Is singing nursery rhymes included in your everyday routine?
Posted by: Sue Atkins
What is it about nursery rhymes that is so helpful to kids?
A recent study has revealed half of millennial parents can’t recite many popular nursery rhymes all the way through!
A tenth of millennial mums and dads do not sing lullabies at all to their little ones – because they have a ‘terrible’ singing voice or feel awkward.
Yet despite this, 83% agree the bedtime routine is a key bonding experienced for parent and baby.
So there’s a disconnect somewhere!
I was speaking on BBC Radio Suffolk recently about a new study by Ofsted that suggests that ‘old fashioned’ nursery rhymes are no longer being sung to children – leaving them badly prepared for school.
Today toddlers have technology but they have little interaction with parents singing, dancing, moving and reciting nursery rhymes.
The downside to iPads & tablets is that children are passive. They are watching, listening or looking at a cartoon, or another child, singing, moving or dancing rather than actively engaging themselves.
Nursery rhymes are fabulous fun as they are often short and have a great deal of repetition. Repetition offers a growing child the opportunity to tune into words a second and third time and helps them remember what they have just heard.
Repetition offers certainty, predictability and familiarity, as a young child knows what’s coming next which is empowering to them. They enjoy singing the words and they enjoy the bouncy rhythm & they learn about cadence, rhyme & vocabulary.
Parents build memories that last a life time with their child, as well as bonding naturally with them in a relaxing and fun way singing or saying nursery rhymes together.
They develop a child’s motor skills for example with the actions to Incy Wincy Spider and their muscle strength.
They learn a love of reading as nursery rhymes open the door to a love of books.

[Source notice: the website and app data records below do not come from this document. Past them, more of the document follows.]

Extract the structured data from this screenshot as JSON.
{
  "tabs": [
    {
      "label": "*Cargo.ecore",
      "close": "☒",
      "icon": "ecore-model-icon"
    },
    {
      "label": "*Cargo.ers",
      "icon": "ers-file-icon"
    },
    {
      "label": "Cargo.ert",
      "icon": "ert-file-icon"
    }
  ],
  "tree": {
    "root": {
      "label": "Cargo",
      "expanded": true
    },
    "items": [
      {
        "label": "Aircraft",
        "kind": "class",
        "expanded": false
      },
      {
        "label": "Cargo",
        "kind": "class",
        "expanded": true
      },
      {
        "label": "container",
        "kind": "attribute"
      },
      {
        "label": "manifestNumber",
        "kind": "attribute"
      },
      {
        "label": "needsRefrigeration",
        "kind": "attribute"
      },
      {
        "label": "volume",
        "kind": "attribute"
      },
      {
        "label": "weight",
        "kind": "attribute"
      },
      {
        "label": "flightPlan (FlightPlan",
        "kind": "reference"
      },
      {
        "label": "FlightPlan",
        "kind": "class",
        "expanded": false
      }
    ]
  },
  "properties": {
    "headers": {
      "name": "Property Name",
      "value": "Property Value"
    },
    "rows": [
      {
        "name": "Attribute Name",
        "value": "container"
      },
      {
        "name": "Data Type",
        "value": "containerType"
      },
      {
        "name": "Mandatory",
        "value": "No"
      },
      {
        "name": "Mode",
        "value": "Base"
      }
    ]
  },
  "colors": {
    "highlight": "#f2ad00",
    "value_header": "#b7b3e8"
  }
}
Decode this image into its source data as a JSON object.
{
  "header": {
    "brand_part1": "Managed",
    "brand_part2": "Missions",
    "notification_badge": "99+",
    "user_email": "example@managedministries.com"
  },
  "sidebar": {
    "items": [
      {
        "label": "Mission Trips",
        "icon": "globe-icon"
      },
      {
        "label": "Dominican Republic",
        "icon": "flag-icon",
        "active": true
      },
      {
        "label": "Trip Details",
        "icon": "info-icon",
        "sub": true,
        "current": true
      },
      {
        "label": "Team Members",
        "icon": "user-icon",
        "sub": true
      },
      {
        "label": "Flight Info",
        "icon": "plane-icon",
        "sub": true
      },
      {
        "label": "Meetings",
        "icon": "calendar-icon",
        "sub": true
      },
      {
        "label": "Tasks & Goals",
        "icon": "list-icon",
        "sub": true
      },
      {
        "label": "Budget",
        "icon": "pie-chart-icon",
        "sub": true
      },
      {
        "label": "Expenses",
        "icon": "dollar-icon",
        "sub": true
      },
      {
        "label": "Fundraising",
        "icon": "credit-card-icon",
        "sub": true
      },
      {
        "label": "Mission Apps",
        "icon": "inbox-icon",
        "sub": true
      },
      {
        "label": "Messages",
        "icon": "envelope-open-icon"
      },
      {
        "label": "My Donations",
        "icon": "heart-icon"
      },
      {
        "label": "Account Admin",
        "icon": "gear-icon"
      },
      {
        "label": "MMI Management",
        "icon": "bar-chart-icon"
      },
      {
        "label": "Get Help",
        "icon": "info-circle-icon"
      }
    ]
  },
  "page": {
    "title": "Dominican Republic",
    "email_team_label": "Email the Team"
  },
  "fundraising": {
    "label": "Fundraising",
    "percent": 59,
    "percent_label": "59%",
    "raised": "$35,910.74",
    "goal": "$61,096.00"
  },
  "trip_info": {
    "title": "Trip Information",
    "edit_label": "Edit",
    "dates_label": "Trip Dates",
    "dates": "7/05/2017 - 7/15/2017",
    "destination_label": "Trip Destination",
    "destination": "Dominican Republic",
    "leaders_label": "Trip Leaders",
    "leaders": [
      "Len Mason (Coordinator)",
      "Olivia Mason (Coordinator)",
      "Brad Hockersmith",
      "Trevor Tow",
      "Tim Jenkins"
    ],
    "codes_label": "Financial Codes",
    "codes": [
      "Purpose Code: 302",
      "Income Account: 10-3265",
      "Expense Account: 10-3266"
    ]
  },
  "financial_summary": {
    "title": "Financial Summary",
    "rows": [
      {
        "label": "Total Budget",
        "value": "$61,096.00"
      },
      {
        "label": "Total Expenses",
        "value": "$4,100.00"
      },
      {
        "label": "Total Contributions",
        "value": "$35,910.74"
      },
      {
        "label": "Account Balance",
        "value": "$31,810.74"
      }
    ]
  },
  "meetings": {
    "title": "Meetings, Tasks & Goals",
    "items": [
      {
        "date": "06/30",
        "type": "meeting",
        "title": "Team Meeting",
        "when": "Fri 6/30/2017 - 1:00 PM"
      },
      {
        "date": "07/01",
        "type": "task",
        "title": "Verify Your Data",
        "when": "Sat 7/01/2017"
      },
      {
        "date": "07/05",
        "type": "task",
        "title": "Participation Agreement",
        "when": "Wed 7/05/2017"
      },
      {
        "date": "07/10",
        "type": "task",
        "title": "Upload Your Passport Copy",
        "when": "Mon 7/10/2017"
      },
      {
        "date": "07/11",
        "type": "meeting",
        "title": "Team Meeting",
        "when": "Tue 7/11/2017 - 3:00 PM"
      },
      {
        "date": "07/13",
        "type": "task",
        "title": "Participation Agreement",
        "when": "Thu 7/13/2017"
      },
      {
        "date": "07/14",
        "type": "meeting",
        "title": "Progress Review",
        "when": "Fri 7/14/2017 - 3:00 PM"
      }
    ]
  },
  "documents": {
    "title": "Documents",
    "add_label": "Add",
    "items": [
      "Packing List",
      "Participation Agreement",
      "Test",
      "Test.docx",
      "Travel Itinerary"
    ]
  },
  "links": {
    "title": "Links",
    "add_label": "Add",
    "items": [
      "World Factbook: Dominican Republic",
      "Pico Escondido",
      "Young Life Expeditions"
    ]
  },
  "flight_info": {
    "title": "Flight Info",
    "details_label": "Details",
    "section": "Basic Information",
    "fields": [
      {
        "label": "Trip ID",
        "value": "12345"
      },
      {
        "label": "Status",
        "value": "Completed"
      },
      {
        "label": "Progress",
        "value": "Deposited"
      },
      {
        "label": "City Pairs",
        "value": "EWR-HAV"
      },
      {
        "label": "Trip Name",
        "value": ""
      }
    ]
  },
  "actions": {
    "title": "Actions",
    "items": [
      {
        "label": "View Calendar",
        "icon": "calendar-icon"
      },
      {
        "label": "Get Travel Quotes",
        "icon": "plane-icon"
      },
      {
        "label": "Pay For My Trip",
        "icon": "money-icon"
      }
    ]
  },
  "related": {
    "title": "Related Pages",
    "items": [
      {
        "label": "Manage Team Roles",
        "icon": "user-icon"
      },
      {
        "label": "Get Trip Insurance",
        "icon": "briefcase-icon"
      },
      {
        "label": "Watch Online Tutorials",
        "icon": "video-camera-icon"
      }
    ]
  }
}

Nursery rhymes are also the perfect first stories for a young child as they are short in length so perfect for short attention spans.
Toddlers learn social skills and join in with their peers having fun with language. Nursery rhymes are often sung as a group activity, so your baby or child begins to feel part of a social circle that enjoys singing or reciting together. This will help your child connect to other children.
Lots of studies show that ‘Rhymers’ become better readers because the wider your child’s vocabulary the better they do at school because of their better grasp of language. When rhythm and movement are combined, your child’s brain is very stimulated and your child is likely to remember both the movement and the rhyme more efficiently and effectively.
Children who enjoy nursey rhymes have better concentration, listening skills & comprehension skills because the secret to a child’s success is in the interaction between you and your child.
Children who sing nursery rhymes are also tapping into tradition.
Why is singing nursery rhymes and songs important:
- Children learn new words
- They develop their non-verbal communications skills
- They learn early maths skills
- They understand how words are formed
- They enable a child to copy actions
- They boost a child’s language, communication and literacy skills
- They help develop your child’s social, skills
- Your child learn s about different beats and rhythms
- Nursery Rhymes provide the opportunity for children to value language and become confident learners.
- They also create a close relationship between you and your child,
So have fun singing & acting out nursery rhymes and songs as this will be infectious to your children. Just relax – don’t fret about whether you have a good singing voice – just enjoy this special time in your child’s life.